### Data for this task

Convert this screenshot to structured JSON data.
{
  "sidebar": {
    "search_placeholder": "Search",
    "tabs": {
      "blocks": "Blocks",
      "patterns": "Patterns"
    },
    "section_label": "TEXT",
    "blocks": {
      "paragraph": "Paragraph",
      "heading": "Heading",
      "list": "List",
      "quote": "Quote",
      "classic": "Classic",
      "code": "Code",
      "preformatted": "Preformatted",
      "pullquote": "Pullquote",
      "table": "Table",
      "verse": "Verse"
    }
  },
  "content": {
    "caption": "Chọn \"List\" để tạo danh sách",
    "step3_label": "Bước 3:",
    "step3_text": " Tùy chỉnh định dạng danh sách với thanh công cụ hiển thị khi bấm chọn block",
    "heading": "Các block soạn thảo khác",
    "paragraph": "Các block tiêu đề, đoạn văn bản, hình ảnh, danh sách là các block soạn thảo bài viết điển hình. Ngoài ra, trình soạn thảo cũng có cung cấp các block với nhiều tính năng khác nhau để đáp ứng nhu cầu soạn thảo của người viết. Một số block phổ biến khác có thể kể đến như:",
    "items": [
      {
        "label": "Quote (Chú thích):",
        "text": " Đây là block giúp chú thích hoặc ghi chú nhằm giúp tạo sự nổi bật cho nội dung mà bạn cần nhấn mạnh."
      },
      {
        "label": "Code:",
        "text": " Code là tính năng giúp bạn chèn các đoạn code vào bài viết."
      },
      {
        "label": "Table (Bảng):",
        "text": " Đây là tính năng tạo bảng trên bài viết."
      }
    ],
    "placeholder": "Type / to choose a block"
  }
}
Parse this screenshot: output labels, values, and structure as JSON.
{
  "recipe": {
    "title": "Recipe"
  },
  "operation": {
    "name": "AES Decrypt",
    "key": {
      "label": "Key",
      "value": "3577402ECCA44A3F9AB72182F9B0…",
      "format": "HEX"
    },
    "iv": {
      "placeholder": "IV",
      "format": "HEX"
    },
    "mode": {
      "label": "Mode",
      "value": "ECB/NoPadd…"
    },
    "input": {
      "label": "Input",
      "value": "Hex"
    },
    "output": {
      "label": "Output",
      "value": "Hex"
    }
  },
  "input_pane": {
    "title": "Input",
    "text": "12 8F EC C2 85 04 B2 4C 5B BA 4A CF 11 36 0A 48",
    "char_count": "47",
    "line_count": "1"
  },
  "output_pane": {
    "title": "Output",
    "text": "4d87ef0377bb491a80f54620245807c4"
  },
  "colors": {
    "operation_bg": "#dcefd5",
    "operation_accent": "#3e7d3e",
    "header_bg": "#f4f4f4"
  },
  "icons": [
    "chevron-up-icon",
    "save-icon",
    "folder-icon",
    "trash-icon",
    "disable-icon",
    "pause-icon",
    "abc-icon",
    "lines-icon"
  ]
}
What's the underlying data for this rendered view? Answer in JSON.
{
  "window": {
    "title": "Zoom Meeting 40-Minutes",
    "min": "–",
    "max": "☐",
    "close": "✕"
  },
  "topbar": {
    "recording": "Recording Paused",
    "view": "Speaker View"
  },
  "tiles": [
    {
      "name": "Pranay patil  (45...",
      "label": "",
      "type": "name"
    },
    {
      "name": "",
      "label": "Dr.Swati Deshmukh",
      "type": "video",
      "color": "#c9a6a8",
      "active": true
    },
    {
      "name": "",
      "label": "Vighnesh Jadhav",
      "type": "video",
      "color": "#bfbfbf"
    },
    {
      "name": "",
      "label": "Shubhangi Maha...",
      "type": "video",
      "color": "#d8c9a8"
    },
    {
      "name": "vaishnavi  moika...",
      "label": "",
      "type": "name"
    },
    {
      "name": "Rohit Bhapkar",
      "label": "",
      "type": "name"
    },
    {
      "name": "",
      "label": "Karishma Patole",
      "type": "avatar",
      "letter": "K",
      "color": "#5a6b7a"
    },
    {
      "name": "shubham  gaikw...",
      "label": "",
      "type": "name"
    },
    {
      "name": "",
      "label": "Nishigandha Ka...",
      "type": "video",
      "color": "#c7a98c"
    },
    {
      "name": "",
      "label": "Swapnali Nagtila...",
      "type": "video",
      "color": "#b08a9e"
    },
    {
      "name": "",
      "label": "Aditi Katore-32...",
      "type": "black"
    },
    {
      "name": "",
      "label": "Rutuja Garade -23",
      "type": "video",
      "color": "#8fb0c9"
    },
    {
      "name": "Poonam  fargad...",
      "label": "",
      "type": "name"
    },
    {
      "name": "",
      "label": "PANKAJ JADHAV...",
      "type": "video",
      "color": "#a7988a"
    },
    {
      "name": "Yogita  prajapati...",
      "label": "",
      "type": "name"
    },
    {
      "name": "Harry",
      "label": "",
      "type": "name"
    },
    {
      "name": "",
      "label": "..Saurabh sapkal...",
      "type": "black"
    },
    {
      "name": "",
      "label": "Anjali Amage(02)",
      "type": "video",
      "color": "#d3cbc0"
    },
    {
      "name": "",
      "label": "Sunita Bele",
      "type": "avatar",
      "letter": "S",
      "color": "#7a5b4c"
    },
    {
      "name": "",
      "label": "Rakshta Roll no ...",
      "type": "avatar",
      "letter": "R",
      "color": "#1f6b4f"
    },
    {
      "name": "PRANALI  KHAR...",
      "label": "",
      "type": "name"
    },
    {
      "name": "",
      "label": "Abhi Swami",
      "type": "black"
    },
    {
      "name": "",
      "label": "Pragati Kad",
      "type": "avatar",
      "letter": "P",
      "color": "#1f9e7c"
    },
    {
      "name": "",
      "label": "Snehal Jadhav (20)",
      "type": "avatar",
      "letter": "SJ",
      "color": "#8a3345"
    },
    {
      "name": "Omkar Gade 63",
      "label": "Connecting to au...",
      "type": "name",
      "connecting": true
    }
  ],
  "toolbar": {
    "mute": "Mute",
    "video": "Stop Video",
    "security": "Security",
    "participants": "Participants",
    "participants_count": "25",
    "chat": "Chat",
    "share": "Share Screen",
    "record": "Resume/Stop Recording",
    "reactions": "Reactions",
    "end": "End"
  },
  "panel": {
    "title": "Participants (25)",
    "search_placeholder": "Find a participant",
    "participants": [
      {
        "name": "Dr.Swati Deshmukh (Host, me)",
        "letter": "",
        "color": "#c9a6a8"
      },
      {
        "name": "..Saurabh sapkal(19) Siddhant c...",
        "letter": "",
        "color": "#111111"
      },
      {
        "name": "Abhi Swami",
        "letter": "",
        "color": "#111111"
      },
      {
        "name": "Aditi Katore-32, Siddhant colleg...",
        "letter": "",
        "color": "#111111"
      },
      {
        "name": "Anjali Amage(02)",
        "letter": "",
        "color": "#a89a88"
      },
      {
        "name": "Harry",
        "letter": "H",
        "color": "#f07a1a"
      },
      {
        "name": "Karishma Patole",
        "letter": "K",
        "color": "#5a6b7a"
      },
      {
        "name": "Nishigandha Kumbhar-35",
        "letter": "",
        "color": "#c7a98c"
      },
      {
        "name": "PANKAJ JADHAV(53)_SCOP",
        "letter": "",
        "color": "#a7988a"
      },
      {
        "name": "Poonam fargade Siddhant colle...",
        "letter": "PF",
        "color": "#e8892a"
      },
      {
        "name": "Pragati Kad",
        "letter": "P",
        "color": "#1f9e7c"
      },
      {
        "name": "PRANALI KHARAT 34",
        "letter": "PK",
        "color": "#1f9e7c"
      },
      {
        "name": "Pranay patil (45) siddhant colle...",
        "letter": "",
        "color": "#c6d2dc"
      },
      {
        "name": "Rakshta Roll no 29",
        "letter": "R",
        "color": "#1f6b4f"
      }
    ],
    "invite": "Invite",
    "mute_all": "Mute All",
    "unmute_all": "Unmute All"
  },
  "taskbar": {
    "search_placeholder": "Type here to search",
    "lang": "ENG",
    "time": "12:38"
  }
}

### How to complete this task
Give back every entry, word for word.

### Completed exercise
Convert this screenshot to structured JSON data.
{
  "sidebar": {
    "search_placeholder": "Search",
    "tabs": {
      "blocks": "Blocks",
      "patterns": "Patterns"
    },
    "section_label": "TEXT",
    "blocks": {
      "paragraph": "Paragraph",
      "heading": "Heading",
      "list": "List",
      "quote": "Quote",
      "classic": "Classic",
      "code": "Code",
      "preformatted": "Preformatted",
      "pullquote": "Pullquote",
      "table": "Table",
      "verse": "Verse"
    }
  },
  "content": {
    "caption": "Chọn \"List\" để tạo danh sách",
    "step3_label": "Bước 3:",
    "step3_text": " Tùy chỉnh định dạng danh sách với thanh công cụ hiển thị khi bấm chọn block",
    "heading": "Các block soạn thảo khác",
    "paragraph": "Các block tiêu đề, đoạn văn bản, hình ảnh, danh sách là các block soạn thảo bài viết điển hình. Ngoài ra, trình soạn thảo cũng có cung cấp các block với nhiều tính năng khác nhau để đáp ứng nhu cầu soạn thảo của người viết. Một số block phổ biến khác có thể kể đến như:",
    "items": [
      {
        "label": "Quote (Chú thích):",
        "text": " Đây là block giúp chú thích hoặc ghi chú nhằm giúp tạo sự nổi bật cho nội dung mà bạn cần nhấn mạnh."
      },
      {
        "label": "Code:",
        "text": " Code là tính năng giúp bạn chèn các đoạn code vào bài viết."
      },
      {
        "label": "Table (Bảng):",
        "text": " Đây là tính năng tạo bảng trên bài viết."
      }
    ],
    "placeholder": "Type / to choose a block"
  }
}
Parse this screenshot: output labels, values, and structure as JSON.
{
  "recipe": {
    "title": "Recipe"
  },
  "operation": {
    "name": "AES Decrypt",
    "key": {
      "label": "Key",
      "value": "3577402ECCA44A3F9AB72182F9B0…",
      "format": "HEX"
    },
    "iv": {
      "placeholder": "IV",
      "format": "HEX"
    },
    "mode": {
      "label": "Mode",
      "value": "ECB/NoPadd…"
    },
    "input": {
      "label": "Input",
      "value": "Hex"
    },
    "output": {
      "label": "Output",
      "value": "Hex"
    }
  },
  "input_pane": {
    "title": "Input",
    "text": "12 8F EC C2 85 04 B2 4C 5B BA 4A CF 11 36 0A 48",
    "char_count": "47",
    "line_count": "1"
  },
  "output_pane": {
    "title": "Output",
    "text": "4d87ef0377bb491a80f54620245807c4"
  },
  "colors": {
    "operation_bg": "#dcefd5",
    "operation_accent": "#3e7d3e",
    "header_bg": "#f4f4f4"
  },
  "icons": [
    "chevron-up-icon",
    "save-icon",
    "folder-icon",
    "trash-icon",
    "disable-icon",
    "pause-icon",
    "abc-icon",
    "lines-icon"
  ]
}
What's the underlying data for this rendered view? Answer in JSON.
{
  "window": {
    "title": "Zoom Meeting 40-Minutes",
    "min": "–",
    "max": "☐",
    "close": "✕"
  },
  "topbar": {
    "recording": "Recording Paused",
    "view": "Speaker View"
  },
  "tiles": [
    {
      "name": "Pranay patil  (45...",
      "label": "",
      "type": "name"
    },
    {
      "name": "",
      "label": "Dr.Swati Deshmukh",
      "type": "video",
      "color": "#c9a6a8",
      "active": true
    },
    {
      "name": "",
      "label": "Vighnesh Jadhav",
      "type": "video",
      "color": "#bfbfbf"
    },
    {
      "name": "",
      "label": "Shubhangi Maha...",
      "type": "video",
      "color": "#d8c9a8"
    },
    {
      "name": "vaishnavi  moika...",
      "label": "",
      "type": "name"
    },
    {
      "name": "Rohit Bhapkar",
      "label": "",
      "type": "name"
    },
    {
      "name": "",
      "label": "Karishma Patole",
      "type": "avatar",
      "letter": "K",
      "color": "#5a6b7a"
    },
    {
      "name": "shubham  gaikw...",
      "label": "",
      "type": "name"
    },
    {
      "name": "",
      "label": "Nishigandha Ka...",
      "type": "video",
      "color": "#c7a98c"
    },
    {
      "name": "",
      "label": "Swapnali Nagtila...",
      "type": "video",
      "color": "#b08a9e"
    },
    {
      "name": "",
      "label": "Aditi Katore-32...",
      "type": "black"
    },
    {
      "name": "",
      "label": "Rutuja Garade -23",
      "type": "video",
      "color": "#8fb0c9"
    },
    {
      "name": "Poonam  fargad...",
      "label": "",
      "type": "name"
    },
    {
      "name": "",
      "label": "PANKAJ JADHAV...",
      "type": "video",
      "color": "#a7988a"
    },
    {
      "name": "Yogita  prajapati...",
      "label": "",
      "type": "name"
    },
    {
      "name": "Harry",
      "label": "",
      "type": "name"
    },
    {
      "name": "",
      "label": "..Saurabh sapkal...",
      "type": "black"
    },
    {
      "name": "",
      "label": "Anjali Amage(02)",
      "type": "video",
      "color": "#d3cbc0"
    },
    {
      "name": "",
      "label": "Sunita Bele",
      "type": "avatar",
      "letter": "S",
      "color": "#7a5b4c"
    },
    {
      "name": "",
      "label": "Rakshta Roll no ...",
      "type": "avatar",
      "letter": "R",
      "color": "#1f6b4f"
    },
    {
      "name": "PRANALI  KHAR...",
      "label": "",
      "type": "name"
    },
    {
      "name": "",
      "label": "Abhi Swami",
      "type": "black"
    },
    {
      "name": "",
      "label": "Pragati Kad",
      "type": "avatar",
      "letter": "P",
      "color": "#1f9e7c"
    },
    {
      "name": "",
      "label": "Snehal Jadhav (20)",
      "type": "avatar",
      "letter": "SJ",
      "color": "#8a3345"
    },
    {
      "name": "Omkar Gade 63",
      "label": "Connecting to au...",
      "type": "name",
      "connecting": true
    }
  ],
  "toolbar": {
    "mute": "Mute",
    "video": "Stop Video",
    "security": "Security",
    "participants": "Participants",
    "participants_count": "25",
    "chat": "Chat",
    "share": "Share Screen",
    "record": "Resume/Stop Recording",
    "reactions": "Reactions",
    "end": "End"
  },
  "panel": {
    "title": "Participants (25)",
    "search_placeholder": "Find a participant",
    "participants": [
      {
        "name": "Dr.Swati Deshmukh (Host, me)",
        "letter": "",
        "color": "#c9a6a8"
      },
      {
        "name": "..Saurabh sapkal(19) Siddhant c...",
        "letter": "",
        "color": "#111111"
      },
      {
        "name": "Abhi Swami",
        "letter": "",
        "color": "#111111"
      },
      {
        "name": "Aditi Katore-32, Siddhant colleg...",
        "letter": "",
        "color": "#111111"
      },
      {
        "name": "Anjali Amage(02)",
        "letter": "",
        "color": "#a89a88"
      },
      {
        "name": "Harry",
        "letter": "H",
        "color": "#f07a1a"
      },
      {
        "name": "Karishma Patole",
        "letter": "K",
        "color": "#5a6b7a"
      },
      {
        "name": "Nishigandha Kumbhar-35",
        "letter": "",
        "color": "#c7a98c"
      },
      {
        "name": "PANKAJ JADHAV(53)_SCOP",
        "letter": "",
        "color": "#a7988a"
      },
      {
        "name": "Poonam fargade Siddhant colle...",
        "letter": "PF",
        "color": "#e8892a"
      },
      {
        "name": "Pragati Kad",
        "letter": "P",
        "color": "#1f9e7c"
      },
      {
        "name": "PRANALI KHARAT 34",
        "letter": "PK",
        "color": "#1f9e7c"
      },
      {
        "name": "Pranay patil (45) siddhant colle...",
        "letter": "",
        "color": "#c6d2dc"
      },
      {
        "name": "Rakshta Roll no 29",
        "letter": "R",
        "color": "#1f6b4f"
      }
    ],
    "invite": "Invite",
    "mute_all": "Mute All",
    "unmute_all": "Unmute All"
  },
  "taskbar": {
    "search_placeholder": "Type here to search",
    "lang": "ENG",
    "time": "12:38"
  }
}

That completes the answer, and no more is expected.